PROBLEM DESCRIPTION:
In the entries below, find the lines that contain the word "sample" and copy them.

··· EXERCISE MATERIALS ···

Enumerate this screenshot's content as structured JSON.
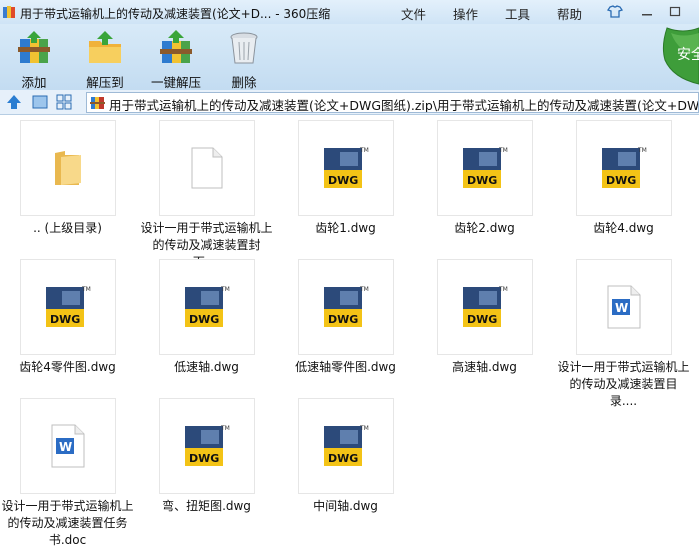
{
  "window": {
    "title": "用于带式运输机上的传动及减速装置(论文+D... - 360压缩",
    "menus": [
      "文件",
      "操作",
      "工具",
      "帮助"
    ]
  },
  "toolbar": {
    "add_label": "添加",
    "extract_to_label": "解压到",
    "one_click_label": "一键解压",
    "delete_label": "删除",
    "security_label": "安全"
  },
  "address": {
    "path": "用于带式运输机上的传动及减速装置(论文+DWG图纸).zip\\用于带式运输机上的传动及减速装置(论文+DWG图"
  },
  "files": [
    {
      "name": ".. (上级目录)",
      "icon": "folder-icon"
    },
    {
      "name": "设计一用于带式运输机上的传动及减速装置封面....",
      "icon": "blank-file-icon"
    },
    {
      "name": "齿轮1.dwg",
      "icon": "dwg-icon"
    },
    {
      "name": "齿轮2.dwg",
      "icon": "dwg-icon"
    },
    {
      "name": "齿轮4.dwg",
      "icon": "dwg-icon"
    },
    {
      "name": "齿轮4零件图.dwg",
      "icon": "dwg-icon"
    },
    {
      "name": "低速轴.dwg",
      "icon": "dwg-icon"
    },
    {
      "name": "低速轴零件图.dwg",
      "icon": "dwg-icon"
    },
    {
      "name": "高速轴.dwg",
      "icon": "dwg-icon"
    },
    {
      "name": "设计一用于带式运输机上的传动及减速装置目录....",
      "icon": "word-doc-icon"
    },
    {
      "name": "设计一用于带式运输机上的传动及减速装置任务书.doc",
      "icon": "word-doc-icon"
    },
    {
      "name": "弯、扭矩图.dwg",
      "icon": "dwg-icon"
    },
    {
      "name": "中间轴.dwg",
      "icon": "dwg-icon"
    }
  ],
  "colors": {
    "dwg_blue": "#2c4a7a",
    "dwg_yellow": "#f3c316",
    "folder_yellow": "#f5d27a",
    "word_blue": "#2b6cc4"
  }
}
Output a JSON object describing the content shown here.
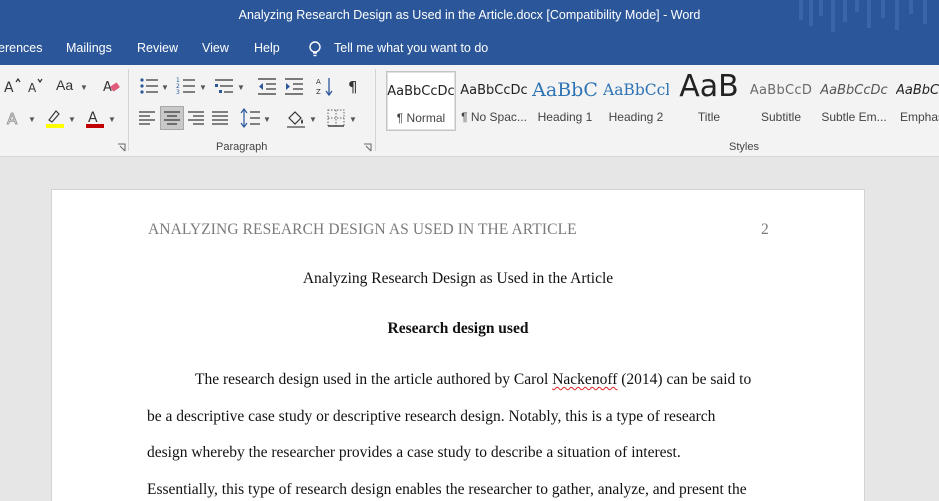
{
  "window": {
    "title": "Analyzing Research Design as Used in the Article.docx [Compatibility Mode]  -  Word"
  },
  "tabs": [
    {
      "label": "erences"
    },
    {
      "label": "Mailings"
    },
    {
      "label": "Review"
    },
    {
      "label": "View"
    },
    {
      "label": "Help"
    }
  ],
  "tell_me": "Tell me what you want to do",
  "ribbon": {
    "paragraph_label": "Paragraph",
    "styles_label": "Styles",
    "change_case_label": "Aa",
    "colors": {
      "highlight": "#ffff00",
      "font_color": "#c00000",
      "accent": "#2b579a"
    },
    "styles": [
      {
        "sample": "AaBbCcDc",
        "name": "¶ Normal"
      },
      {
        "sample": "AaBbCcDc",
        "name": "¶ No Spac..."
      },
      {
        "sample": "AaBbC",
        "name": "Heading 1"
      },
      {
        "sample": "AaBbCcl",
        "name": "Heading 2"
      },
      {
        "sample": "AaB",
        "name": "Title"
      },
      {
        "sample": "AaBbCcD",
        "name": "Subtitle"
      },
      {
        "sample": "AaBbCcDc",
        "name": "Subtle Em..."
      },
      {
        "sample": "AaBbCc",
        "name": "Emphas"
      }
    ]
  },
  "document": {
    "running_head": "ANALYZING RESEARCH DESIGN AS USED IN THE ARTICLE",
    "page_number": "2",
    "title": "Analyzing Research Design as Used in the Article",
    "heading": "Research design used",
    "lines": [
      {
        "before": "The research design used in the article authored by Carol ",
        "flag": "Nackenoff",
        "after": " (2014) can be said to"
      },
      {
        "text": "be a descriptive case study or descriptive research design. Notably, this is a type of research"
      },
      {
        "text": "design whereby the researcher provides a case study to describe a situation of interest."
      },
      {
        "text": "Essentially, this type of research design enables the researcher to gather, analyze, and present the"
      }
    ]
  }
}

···
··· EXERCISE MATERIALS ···

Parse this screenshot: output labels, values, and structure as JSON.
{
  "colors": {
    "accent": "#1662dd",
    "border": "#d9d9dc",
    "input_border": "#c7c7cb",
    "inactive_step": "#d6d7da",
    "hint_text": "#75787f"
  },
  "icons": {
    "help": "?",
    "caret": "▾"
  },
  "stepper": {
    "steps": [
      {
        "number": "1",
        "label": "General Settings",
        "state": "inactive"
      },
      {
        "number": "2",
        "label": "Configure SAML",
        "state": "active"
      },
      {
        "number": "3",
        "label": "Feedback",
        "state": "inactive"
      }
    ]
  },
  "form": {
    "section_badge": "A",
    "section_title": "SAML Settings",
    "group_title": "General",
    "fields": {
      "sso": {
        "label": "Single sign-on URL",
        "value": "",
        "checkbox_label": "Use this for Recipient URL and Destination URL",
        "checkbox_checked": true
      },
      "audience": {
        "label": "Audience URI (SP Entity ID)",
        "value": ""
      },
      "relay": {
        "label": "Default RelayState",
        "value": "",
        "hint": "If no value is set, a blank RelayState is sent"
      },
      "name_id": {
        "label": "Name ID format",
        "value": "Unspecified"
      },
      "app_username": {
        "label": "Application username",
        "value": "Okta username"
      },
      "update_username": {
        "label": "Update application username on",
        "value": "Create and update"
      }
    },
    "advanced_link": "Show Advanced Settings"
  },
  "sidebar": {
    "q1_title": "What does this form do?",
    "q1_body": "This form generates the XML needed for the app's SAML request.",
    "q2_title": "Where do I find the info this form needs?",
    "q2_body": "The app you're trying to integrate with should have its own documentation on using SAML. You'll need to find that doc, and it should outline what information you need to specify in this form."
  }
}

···

FINISHED TASK:
        "sample": "AaBbCcDc",
        "sample": "AaBbCcDc",
        "sample": "AaBbC",
        "sample": "AaBbCcl",
        "sample": "AaB",
        "sample": "AaBbCcD",
        "sample": "AaBbCcDc",
        "sample": "AaBbCc",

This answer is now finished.